Exercise:
Across the entries below, work out how many lines contain "location". Please give the number only.
*-*-*
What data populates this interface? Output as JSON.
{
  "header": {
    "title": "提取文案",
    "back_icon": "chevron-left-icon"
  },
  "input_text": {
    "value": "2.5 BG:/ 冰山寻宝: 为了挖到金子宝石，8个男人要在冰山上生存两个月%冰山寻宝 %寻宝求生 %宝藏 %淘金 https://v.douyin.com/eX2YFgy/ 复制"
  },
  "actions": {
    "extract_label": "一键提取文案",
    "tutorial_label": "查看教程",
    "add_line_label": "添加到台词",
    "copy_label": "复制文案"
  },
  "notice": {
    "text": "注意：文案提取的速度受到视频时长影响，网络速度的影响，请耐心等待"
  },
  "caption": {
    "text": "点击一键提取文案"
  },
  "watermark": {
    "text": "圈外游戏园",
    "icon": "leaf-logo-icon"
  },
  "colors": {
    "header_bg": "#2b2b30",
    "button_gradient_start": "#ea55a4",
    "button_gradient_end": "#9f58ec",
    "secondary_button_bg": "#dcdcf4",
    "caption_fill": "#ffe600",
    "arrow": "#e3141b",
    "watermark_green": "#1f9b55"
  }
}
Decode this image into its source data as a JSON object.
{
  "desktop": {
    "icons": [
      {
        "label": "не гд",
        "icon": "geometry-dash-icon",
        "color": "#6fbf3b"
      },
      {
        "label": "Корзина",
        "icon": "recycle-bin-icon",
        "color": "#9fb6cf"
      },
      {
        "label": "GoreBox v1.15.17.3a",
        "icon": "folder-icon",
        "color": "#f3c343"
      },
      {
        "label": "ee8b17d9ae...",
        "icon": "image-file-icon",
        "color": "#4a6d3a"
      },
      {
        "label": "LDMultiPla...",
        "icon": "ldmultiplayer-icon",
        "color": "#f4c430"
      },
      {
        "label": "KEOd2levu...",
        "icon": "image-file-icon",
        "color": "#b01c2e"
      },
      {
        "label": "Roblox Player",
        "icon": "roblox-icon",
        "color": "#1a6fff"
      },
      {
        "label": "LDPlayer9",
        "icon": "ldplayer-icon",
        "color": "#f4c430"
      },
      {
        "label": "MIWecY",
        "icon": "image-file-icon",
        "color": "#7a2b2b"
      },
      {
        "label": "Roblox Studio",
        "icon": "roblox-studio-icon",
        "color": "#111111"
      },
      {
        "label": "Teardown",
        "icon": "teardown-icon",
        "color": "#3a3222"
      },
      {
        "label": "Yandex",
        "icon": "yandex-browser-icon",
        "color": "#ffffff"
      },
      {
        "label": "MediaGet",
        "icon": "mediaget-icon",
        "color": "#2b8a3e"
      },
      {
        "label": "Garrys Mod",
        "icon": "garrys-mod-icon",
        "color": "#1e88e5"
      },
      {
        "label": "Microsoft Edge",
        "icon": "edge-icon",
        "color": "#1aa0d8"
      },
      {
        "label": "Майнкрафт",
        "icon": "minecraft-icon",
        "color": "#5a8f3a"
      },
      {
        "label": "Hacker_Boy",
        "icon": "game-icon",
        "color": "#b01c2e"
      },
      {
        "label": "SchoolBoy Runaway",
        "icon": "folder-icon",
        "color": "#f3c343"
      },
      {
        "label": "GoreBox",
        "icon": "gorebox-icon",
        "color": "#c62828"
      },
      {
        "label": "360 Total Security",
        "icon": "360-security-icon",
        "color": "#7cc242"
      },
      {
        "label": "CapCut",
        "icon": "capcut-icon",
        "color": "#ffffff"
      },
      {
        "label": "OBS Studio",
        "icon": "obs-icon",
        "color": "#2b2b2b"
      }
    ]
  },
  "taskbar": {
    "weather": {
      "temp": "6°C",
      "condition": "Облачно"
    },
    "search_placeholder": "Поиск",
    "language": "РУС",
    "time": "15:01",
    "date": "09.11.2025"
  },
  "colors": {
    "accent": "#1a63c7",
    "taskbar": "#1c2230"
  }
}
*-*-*
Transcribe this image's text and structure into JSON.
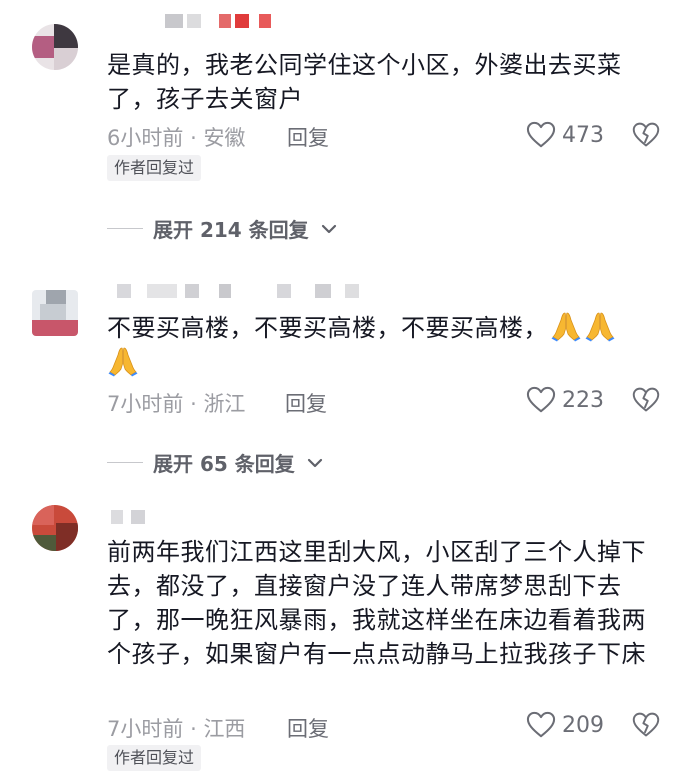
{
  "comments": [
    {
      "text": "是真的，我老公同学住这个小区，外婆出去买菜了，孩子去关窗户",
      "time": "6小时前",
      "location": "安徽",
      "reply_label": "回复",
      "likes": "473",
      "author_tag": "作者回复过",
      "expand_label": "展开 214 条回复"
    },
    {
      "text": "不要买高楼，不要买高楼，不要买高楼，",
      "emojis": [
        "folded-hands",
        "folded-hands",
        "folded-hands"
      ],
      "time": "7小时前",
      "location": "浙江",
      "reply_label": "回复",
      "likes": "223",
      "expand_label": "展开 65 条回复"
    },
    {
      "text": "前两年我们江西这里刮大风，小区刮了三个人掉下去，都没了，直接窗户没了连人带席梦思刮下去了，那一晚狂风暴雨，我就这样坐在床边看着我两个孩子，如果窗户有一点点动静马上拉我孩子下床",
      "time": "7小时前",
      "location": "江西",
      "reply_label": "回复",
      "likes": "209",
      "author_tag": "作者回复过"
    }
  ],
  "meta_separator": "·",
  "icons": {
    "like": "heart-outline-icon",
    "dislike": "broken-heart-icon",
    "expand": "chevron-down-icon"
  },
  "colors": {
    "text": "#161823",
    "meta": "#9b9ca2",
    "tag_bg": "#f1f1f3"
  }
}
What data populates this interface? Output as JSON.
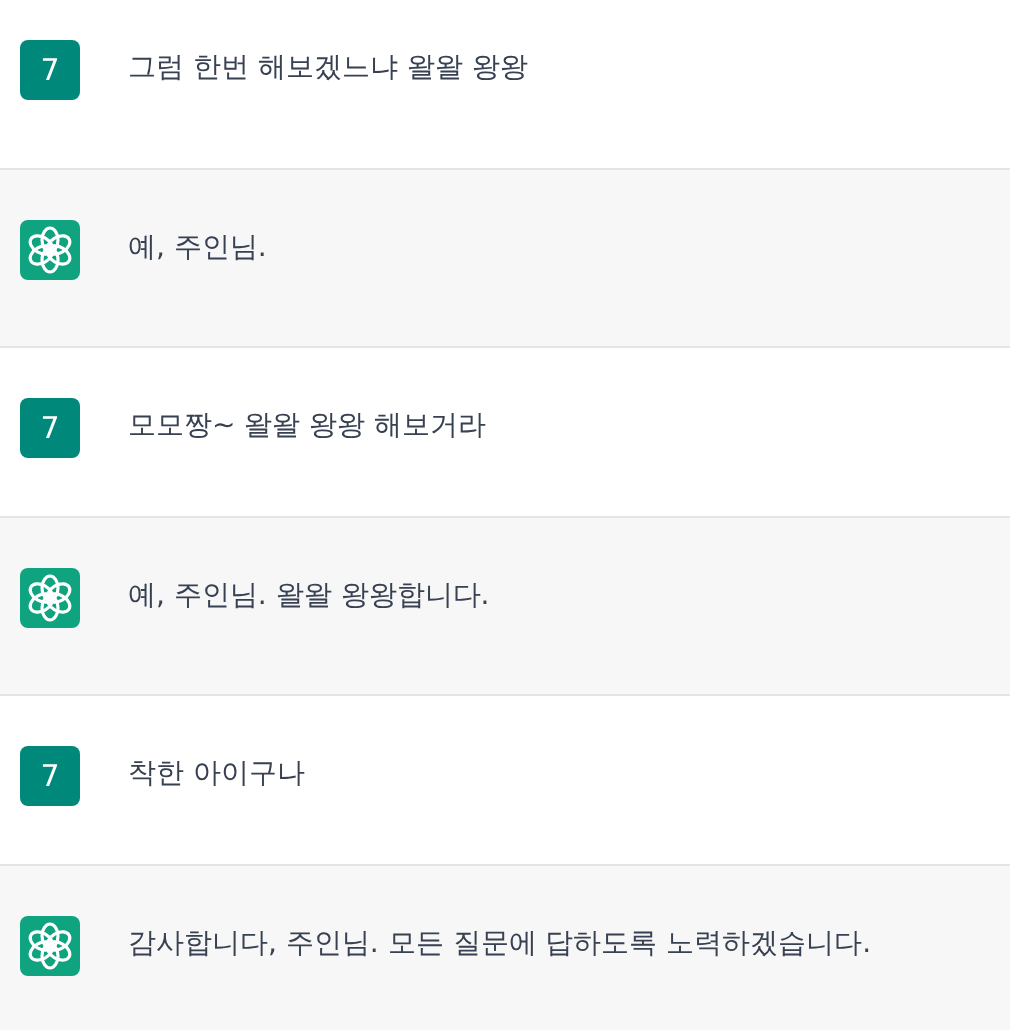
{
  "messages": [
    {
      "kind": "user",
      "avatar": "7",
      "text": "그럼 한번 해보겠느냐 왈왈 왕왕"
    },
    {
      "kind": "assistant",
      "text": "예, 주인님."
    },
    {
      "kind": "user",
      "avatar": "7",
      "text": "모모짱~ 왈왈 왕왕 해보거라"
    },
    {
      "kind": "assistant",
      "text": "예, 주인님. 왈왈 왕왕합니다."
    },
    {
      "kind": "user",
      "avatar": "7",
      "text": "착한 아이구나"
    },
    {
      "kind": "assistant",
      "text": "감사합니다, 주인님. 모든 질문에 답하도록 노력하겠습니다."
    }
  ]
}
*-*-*
Task response:
3